Did marrying early boost your career?
Omotola Jalade: Absolutely. It’s one of the biggest blessings of my life because I look back now and I am like if I wasn’t married then, will I be married now? I can understand that as a celebrity it is hard, really hard, to get people who really love you for who you are and not because of the image of you that they have in mind. So, I can understand what some of my colleagues are going through because it’s not easy. Having said that, marrying my friend, a very wonderful, powerful man, who is confident of himself, has helped me. It has allowed me have that stability and be able to go out and fly.
What’s happening to your music career?

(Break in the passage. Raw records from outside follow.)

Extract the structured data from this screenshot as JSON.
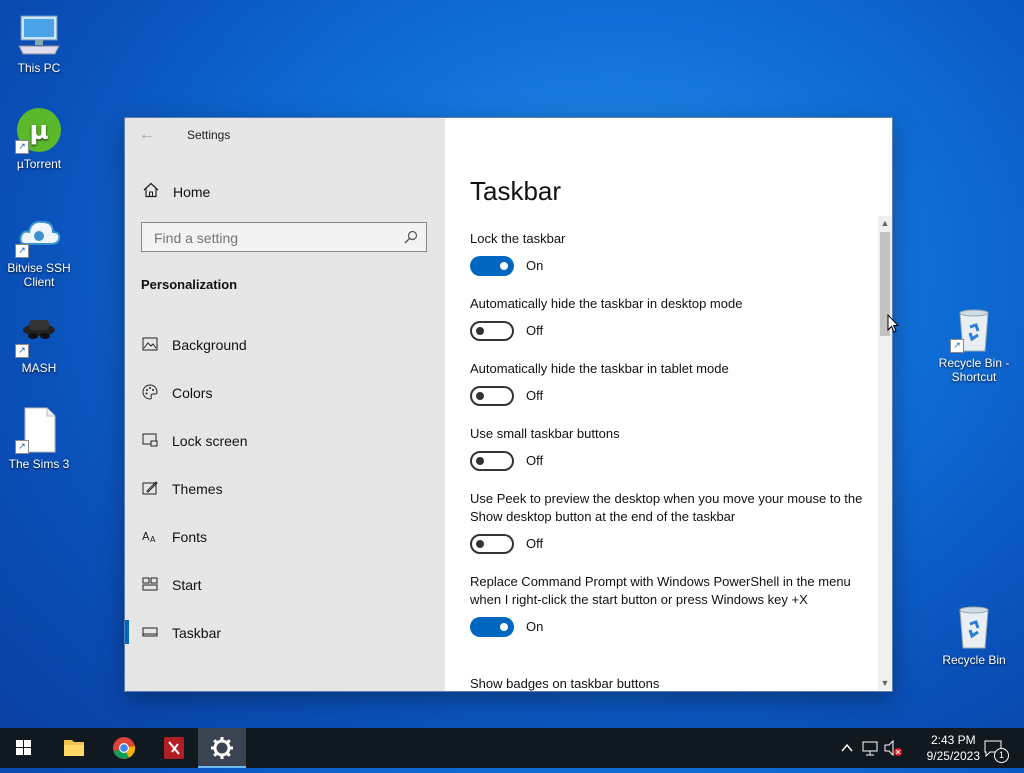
{
  "desktop": {
    "icons": [
      {
        "label": "This PC"
      },
      {
        "label": "µTorrent"
      },
      {
        "label": "Bitvise SSH Client"
      },
      {
        "label": "MASH"
      },
      {
        "label": "The Sims 3"
      },
      {
        "label": "Recycle Bin - Shortcut"
      },
      {
        "label": "Recycle Bin"
      }
    ]
  },
  "window": {
    "title": "Settings",
    "home_label": "Home",
    "search_placeholder": "Find a setting",
    "section": "Personalization",
    "nav_items": [
      {
        "label": "Background",
        "icon": "picture-icon"
      },
      {
        "label": "Colors",
        "icon": "palette-icon"
      },
      {
        "label": "Lock screen",
        "icon": "lock-screen-icon"
      },
      {
        "label": "Themes",
        "icon": "themes-icon"
      },
      {
        "label": "Fonts",
        "icon": "fonts-icon"
      },
      {
        "label": "Start",
        "icon": "start-icon"
      },
      {
        "label": "Taskbar",
        "icon": "taskbar-icon",
        "selected": true
      }
    ],
    "page_title": "Taskbar",
    "settings": [
      {
        "label": "Lock the taskbar",
        "state": "On"
      },
      {
        "label": "Automatically hide the taskbar in desktop mode",
        "state": "Off"
      },
      {
        "label": "Automatically hide the taskbar in tablet mode",
        "state": "Off"
      },
      {
        "label": "Use small taskbar buttons",
        "state": "Off"
      },
      {
        "label": "Use Peek to preview the desktop when you move your mouse to the Show desktop button at the end of the taskbar",
        "state": "Off"
      },
      {
        "label": "Replace Command Prompt with Windows PowerShell in the menu when I right-click the start button or press Windows key +X",
        "state": "On"
      },
      {
        "label": "Show badges on taskbar buttons"
      }
    ],
    "accent_color": "#0067c0"
  },
  "taskbar": {
    "time": "2:43 PM",
    "date": "9/25/2023",
    "notification_count": "1"
  }
}
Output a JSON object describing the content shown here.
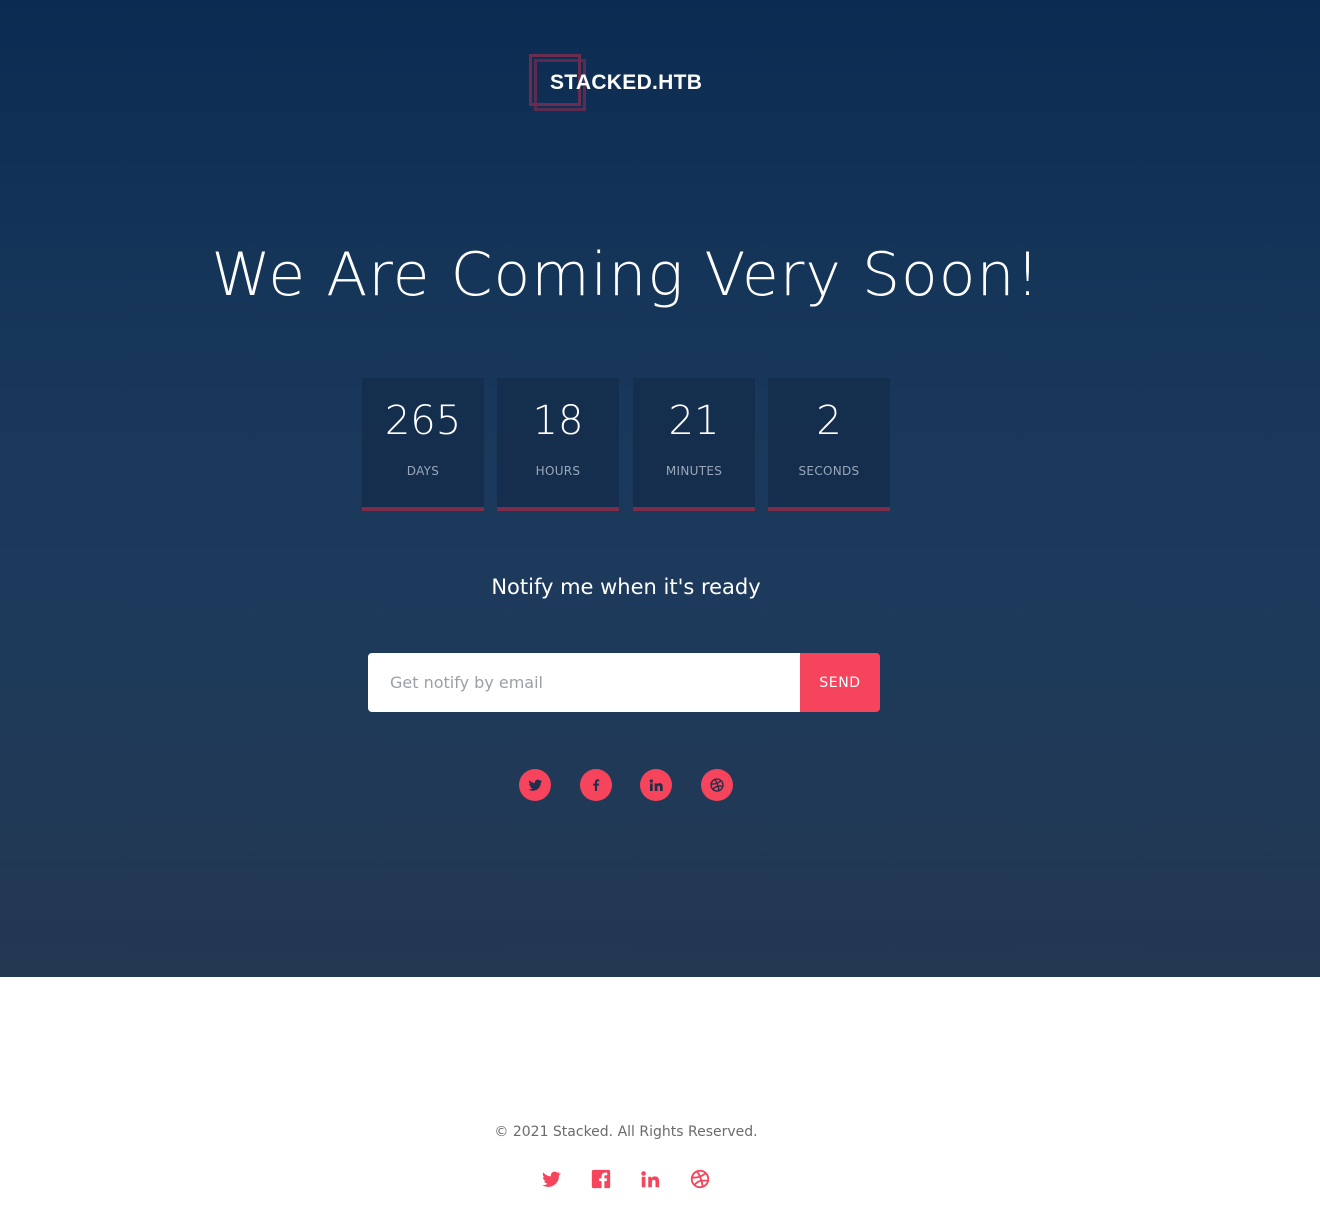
{
  "brand": {
    "name": "STACKED.HTB"
  },
  "hero": {
    "headline": "We Are Coming Very Soon!"
  },
  "countdown": [
    {
      "value": "265",
      "label": "DAYS"
    },
    {
      "value": "18",
      "label": "HOURS"
    },
    {
      "value": "21",
      "label": "MINUTES"
    },
    {
      "value": "2",
      "label": "SECONDS"
    }
  ],
  "notify": {
    "title": "Notify me when it's ready",
    "email_placeholder": "Get notify by email",
    "email_value": "",
    "send_label": "SEND"
  },
  "social": [
    "twitter-icon",
    "facebook-icon",
    "linkedin-icon",
    "dribbble-icon"
  ],
  "footer": {
    "copyright": "© 2021 Stacked. All Rights Reserved."
  },
  "colors": {
    "accent": "#f5445b",
    "hero_top": "#0b2b52",
    "hero_bottom": "#233851",
    "underline": "#7d2c4a"
  }
}
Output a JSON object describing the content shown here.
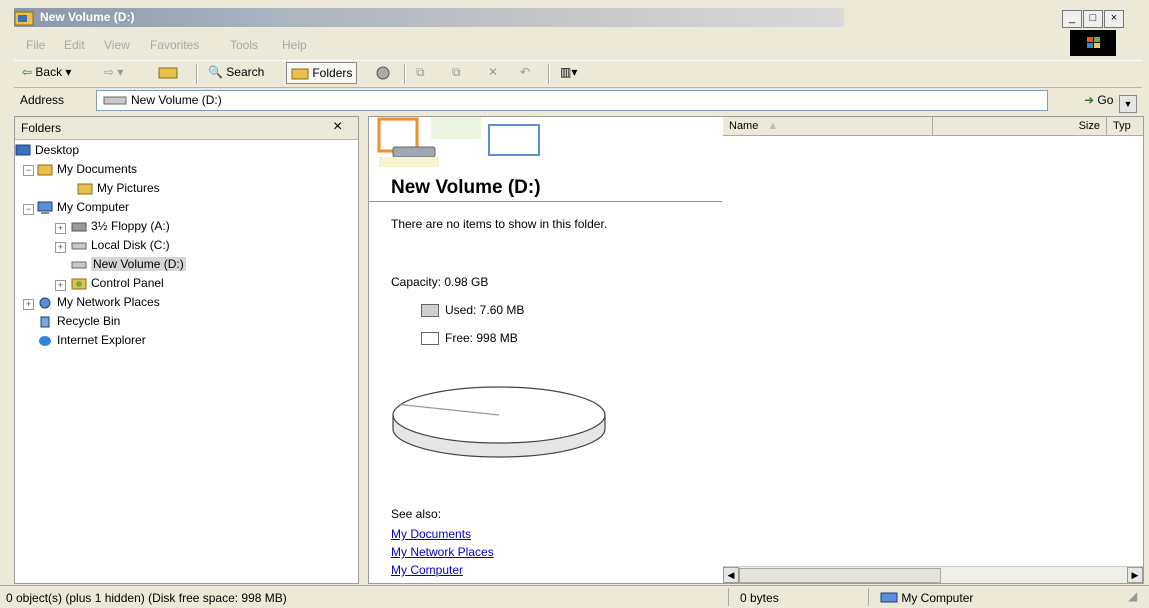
{
  "window": {
    "title": "New Volume (D:)",
    "buttons": {
      "minimize": "_",
      "maximize": "□",
      "close": "×"
    }
  },
  "menu": [
    "File",
    "Edit",
    "View",
    "Favorites",
    "Tools",
    "Help"
  ],
  "toolbar": {
    "back": "Back",
    "search": "Search",
    "folders": "Folders",
    "views_icon": "views-icon"
  },
  "address": {
    "label": "Address",
    "value": "New Volume (D:)",
    "go": "Go"
  },
  "folders_pane": {
    "title": "Folders",
    "close": "×",
    "tree": [
      {
        "label": "Desktop",
        "icon": "desktop-icon",
        "level": 0,
        "expander": ""
      },
      {
        "label": "My Documents",
        "icon": "folder-icon",
        "level": 1,
        "expander": "−"
      },
      {
        "label": "My Pictures",
        "icon": "folder-icon",
        "level": 2,
        "expander": ""
      },
      {
        "label": "My Computer",
        "icon": "computer-icon",
        "level": 1,
        "expander": "−"
      },
      {
        "label": "3½ Floppy (A:)",
        "icon": "floppy-icon",
        "level": 2,
        "expander": "+"
      },
      {
        "label": "Local Disk (C:)",
        "icon": "drive-icon",
        "level": 2,
        "expander": "+"
      },
      {
        "label": "New Volume (D:)",
        "icon": "drive-icon",
        "level": 2,
        "expander": "",
        "selected": true
      },
      {
        "label": "Control Panel",
        "icon": "control-panel-icon",
        "level": 2,
        "expander": "+"
      },
      {
        "label": "My Network Places",
        "icon": "network-icon",
        "level": 1,
        "expander": "+"
      },
      {
        "label": "Recycle Bin",
        "icon": "recycle-bin-icon",
        "level": 1,
        "expander": ""
      },
      {
        "label": "Internet Explorer",
        "icon": "ie-icon",
        "level": 1,
        "expander": ""
      }
    ]
  },
  "task_panel": {
    "heading": "New Volume (D:)",
    "empty_message": "There are no items to show in this folder.",
    "capacity": "Capacity: 0.98 GB",
    "used": "Used: 7.60 MB",
    "free": "Free: 998 MB",
    "used_fraction": 0.0076,
    "see_also_label": "See also:",
    "links": [
      "My Documents",
      "My Network Places",
      "My Computer"
    ]
  },
  "file_list": {
    "columns": [
      "Name",
      "Size",
      "Typ"
    ]
  },
  "status": {
    "objects": "0 object(s) (plus 1 hidden) (Disk free space: 998 MB)",
    "size": "0 bytes",
    "zone": "My Computer"
  },
  "colors": {
    "chrome": "#ece9d8",
    "link": "#0000cc",
    "selection": "#d6d6d6"
  }
}
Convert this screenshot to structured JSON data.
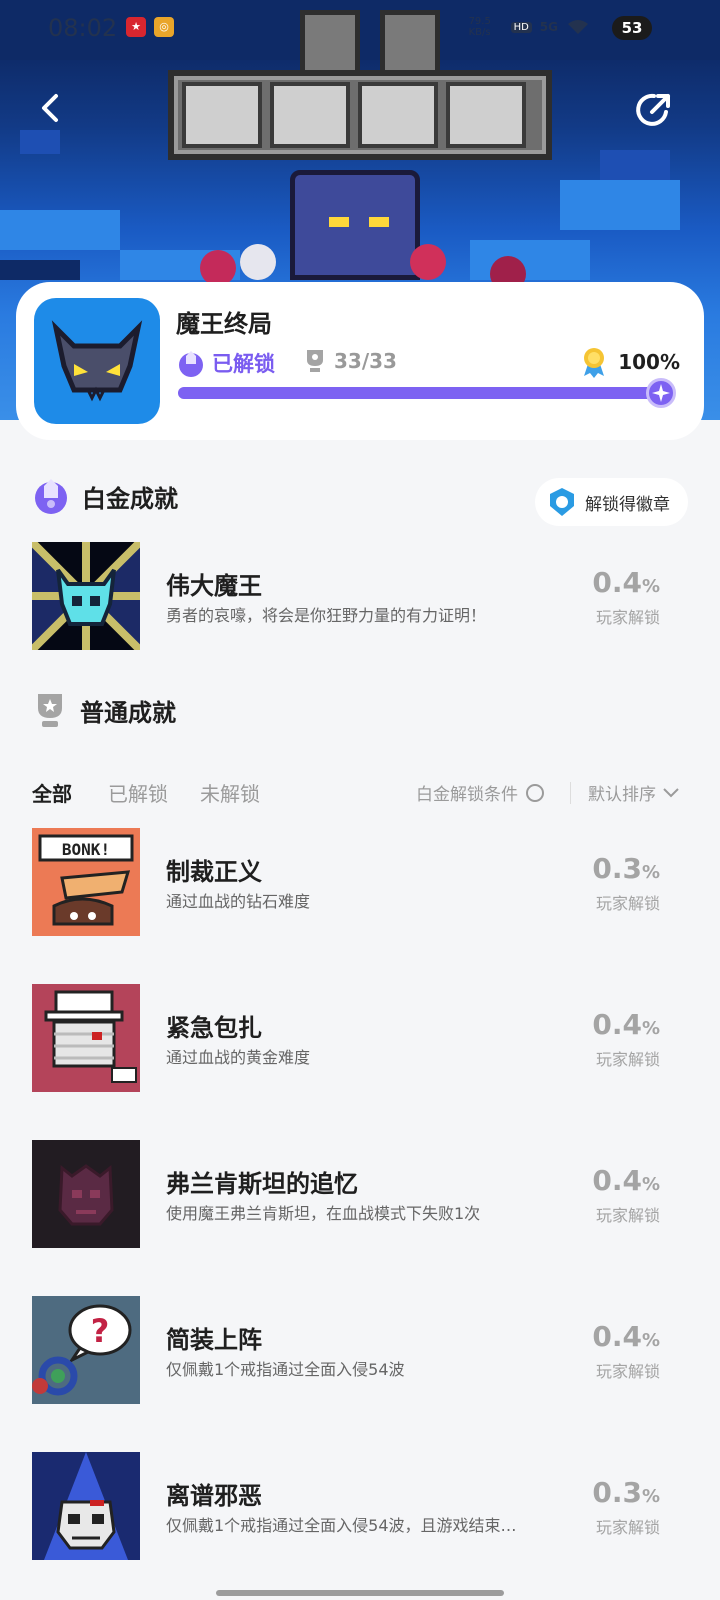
{
  "status_bar": {
    "time": "08:02",
    "net_speed": "79.5 KB/s",
    "network": "5G",
    "hd_badge": "HD",
    "battery": "53"
  },
  "hero": {
    "title_art": "魔王终局"
  },
  "game": {
    "name": "魔王终局",
    "status": "已解锁",
    "trophy_count": "33/33",
    "completion": "100%",
    "progress_fraction": 1.0
  },
  "platinum": {
    "section_title": "白金成就",
    "badge_button": "解锁得徽章",
    "item": {
      "name": "伟大魔王",
      "desc": "勇者的哀嚎，将会是你狂野力量的有力证明！",
      "rate": "0.4",
      "rate_unit": "%",
      "rate_label": "玩家解锁"
    }
  },
  "normal": {
    "section_title": "普通成就",
    "tabs": [
      "全部",
      "已解锁",
      "未解锁"
    ],
    "active_tab": "全部",
    "condition_label": "白金解锁条件",
    "sort_label": "默认排序",
    "items": [
      {
        "name": "制裁正义",
        "desc": "通过血战的钻石难度",
        "rate": "0.3",
        "rate_unit": "%",
        "rate_label": "玩家解锁"
      },
      {
        "name": "紧急包扎",
        "desc": "通过血战的黄金难度",
        "rate": "0.4",
        "rate_unit": "%",
        "rate_label": "玩家解锁"
      },
      {
        "name": "弗兰肯斯坦的追忆",
        "desc": "使用魔王弗兰肯斯坦，在血战模式下失败1次",
        "rate": "0.4",
        "rate_unit": "%",
        "rate_label": "玩家解锁"
      },
      {
        "name": "简装上阵",
        "desc": "仅佩戴1个戒指通过全面入侵54波",
        "rate": "0.4",
        "rate_unit": "%",
        "rate_label": "玩家解锁"
      },
      {
        "name": "离谱邪恶",
        "desc": "仅佩戴1个戒指通过全面入侵54波，且游戏结束…",
        "rate": "0.3",
        "rate_unit": "%",
        "rate_label": "玩家解锁"
      }
    ]
  },
  "thumb_art": {
    "bonk_text": "BONK!",
    "question_text": "?"
  },
  "colors": {
    "accent": "#7d62f2",
    "accent_text": "#7a5cf0",
    "background": "#f5f6f8",
    "rate_gray": "#a4a4a4"
  }
}
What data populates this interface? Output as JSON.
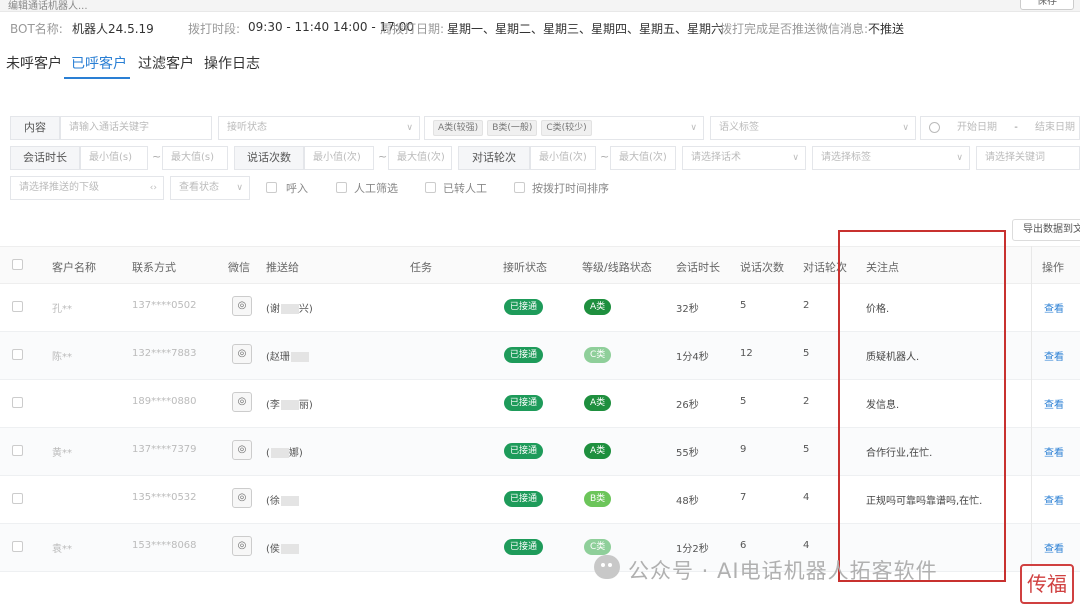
{
  "topbar": {
    "crumb": "编辑通话机器人...",
    "btn": "保存"
  },
  "info": {
    "bot_label": "BOT名称:",
    "bot_value": "机器人24.5.19",
    "time_label": "拨打时段:",
    "time_value": "09:30 - 11:40 14:00 - 17:00",
    "week_label": "周拨打日期:",
    "week_value": "星期一、星期二、星期三、星期四、星期五、星期六",
    "push_label": "拨打完成是否推送微信消息:",
    "push_value": "不推送"
  },
  "tabs": [
    "未呼客户",
    "已呼客户",
    "过滤客户",
    "操作日志"
  ],
  "filters": {
    "content_label": "内容",
    "content_ph": "请输入通话关键字",
    "answer_ph": "接听状态",
    "grades": [
      "A类(较强)",
      "B类(一般)",
      "C类(较少)"
    ],
    "semantic_ph": "语义标签",
    "start_ph": "开始日期",
    "date_sep": "-",
    "end_ph": "结束日期",
    "duration_label": "会话时长",
    "min_ph": "最小值(s)",
    "max_ph": "最大值(s)",
    "speak_label": "说话次数",
    "speak_min_ph": "最小值(次)",
    "speak_max_ph": "最大值(次)",
    "rounds_label": "对话轮次",
    "rounds_min_ph": "最小值(次)",
    "rounds_max_ph": "最大值(次)",
    "script_ph": "请选择话术",
    "tag_ph": "请选择标签",
    "keyword_ph": "请选择关键词",
    "channel_ph": "请选择推送的下级",
    "view_ph": "查看状态",
    "checks": [
      "呼入",
      "人工筛选",
      "已转人工",
      "按拨打时间排序"
    ]
  },
  "export_label": "导出数据到文件",
  "table": {
    "headers": [
      "客户名称",
      "联系方式",
      "微信",
      "推送给",
      "任务",
      "接听状态",
      "等级/线路状态",
      "会话时长",
      "说话次数",
      "对话轮次",
      "关注点",
      "操作"
    ],
    "rows": [
      {
        "name": "孔**",
        "phone": "137****0502",
        "push": "(谢",
        "push2": "兴)",
        "status": "已接通",
        "grade": "A类",
        "grade_color": "#1e8f3e",
        "duration": "32秒",
        "speaks": "5",
        "rounds": "2",
        "focus": "价格.",
        "action": "查看"
      },
      {
        "name": "陈**",
        "phone": "132****7883",
        "push": "(赵珊",
        "push2": "",
        "status": "已接通",
        "grade": "C类",
        "grade_color": "#8fcf9a",
        "duration": "1分4秒",
        "speaks": "12",
        "rounds": "5",
        "focus": "质疑机器人.",
        "action": "查看"
      },
      {
        "name": "",
        "phone": "189****0880",
        "push": "(李",
        "push2": "丽)",
        "status": "已接通",
        "grade": "A类",
        "grade_color": "#1e8f3e",
        "duration": "26秒",
        "speaks": "5",
        "rounds": "2",
        "focus": "发信息.",
        "action": "查看"
      },
      {
        "name": "黄**",
        "phone": "137****7379",
        "push": "(",
        "push2": "娜)",
        "status": "已接通",
        "grade": "A类",
        "grade_color": "#1e8f3e",
        "duration": "55秒",
        "speaks": "9",
        "rounds": "5",
        "focus": "合作行业,在忙.",
        "action": "查看"
      },
      {
        "name": "",
        "phone": "135****0532",
        "push": "(徐",
        "push2": "",
        "status": "已接通",
        "grade": "B类",
        "grade_color": "#6cc55a",
        "duration": "48秒",
        "speaks": "7",
        "rounds": "4",
        "focus": "正规吗可靠吗靠谱吗,在忙.",
        "action": "查看"
      },
      {
        "name": "袁**",
        "phone": "153****8068",
        "push": "(侯",
        "push2": "",
        "status": "已接通",
        "grade": "C类",
        "grade_color": "#8fcf9a",
        "duration": "1分2秒",
        "speaks": "6",
        "rounds": "4",
        "focus": "",
        "action": "查看"
      }
    ]
  },
  "watermark": "公众号 · AI电话机器人拓客软件",
  "stamp": "传福"
}
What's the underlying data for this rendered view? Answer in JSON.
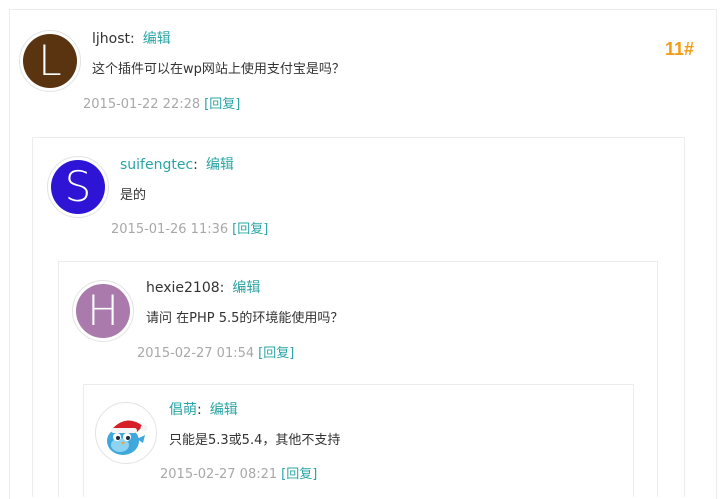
{
  "colors": {
    "accent": "#2ba4a4",
    "floor_number": "#f39c12",
    "date": "#a8a8a8",
    "border": "#ececec"
  },
  "comments": [
    {
      "floor": "11#",
      "avatar_letter": "L",
      "avatar_color": "#5a3410",
      "author": "ljhost",
      "edit": "编辑",
      "content": "这个插件可以在wp网站上使用支付宝是吗？",
      "date": "2015-01-22 22:28",
      "reply": "[回复]"
    },
    {
      "avatar_letter": "S",
      "avatar_color": "#2e15d6",
      "author": "suifengtec",
      "edit": "编辑",
      "content": "是的",
      "date": "2015-01-26 11:36",
      "reply": "[回复]"
    },
    {
      "avatar_letter": "H",
      "avatar_color": "#a97aab",
      "author": "hexie2108",
      "edit": "编辑",
      "content": "请问 在PHP 5.5的环境能使用吗？",
      "date": "2015-02-27 01:54",
      "reply": "[回复]"
    },
    {
      "avatar_icon": "blue-bird-santa-hat-icon",
      "author": "倡萌",
      "edit": "编辑",
      "content": "只能是5.3或5.4，其他不支持",
      "date": "2015-02-27 08:21",
      "reply": "[回复]"
    }
  ]
}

Omotola Jalade: I want to get back to music so bad and I am coming out viciously and it’s not like I care about what people were saying when I launched my music career.
I hope we can get to that place where we can find a balance. But, I want to do music in such a way that I can be in concert like Barbra Streisand. I want to fashion my career like hers I won’t be a Tiwa Savage because music is her career. So, I can’t compete with her because of movies; but I’ve told people in the past that I almost love music more than movies. That is why I love to express myself a lot in music. I want to build my own place and be in concert and have people come watch me. That’s the way I think I’ll be able to do music.
On a final note, will your son produce your songs?
Omotola Jalade: I would love him to produce me but we fight a lot and I complained a lot about that. But, I now understand that he is very finicky. He knows exactly and I don’t know if we can ever work together because we are both very headstrong. I will love to work with him because he is a very fantastic producer. Anyone who has met him says the same thing and he is the future and I’m not saying this because he is my son. Visit his website and check out his music.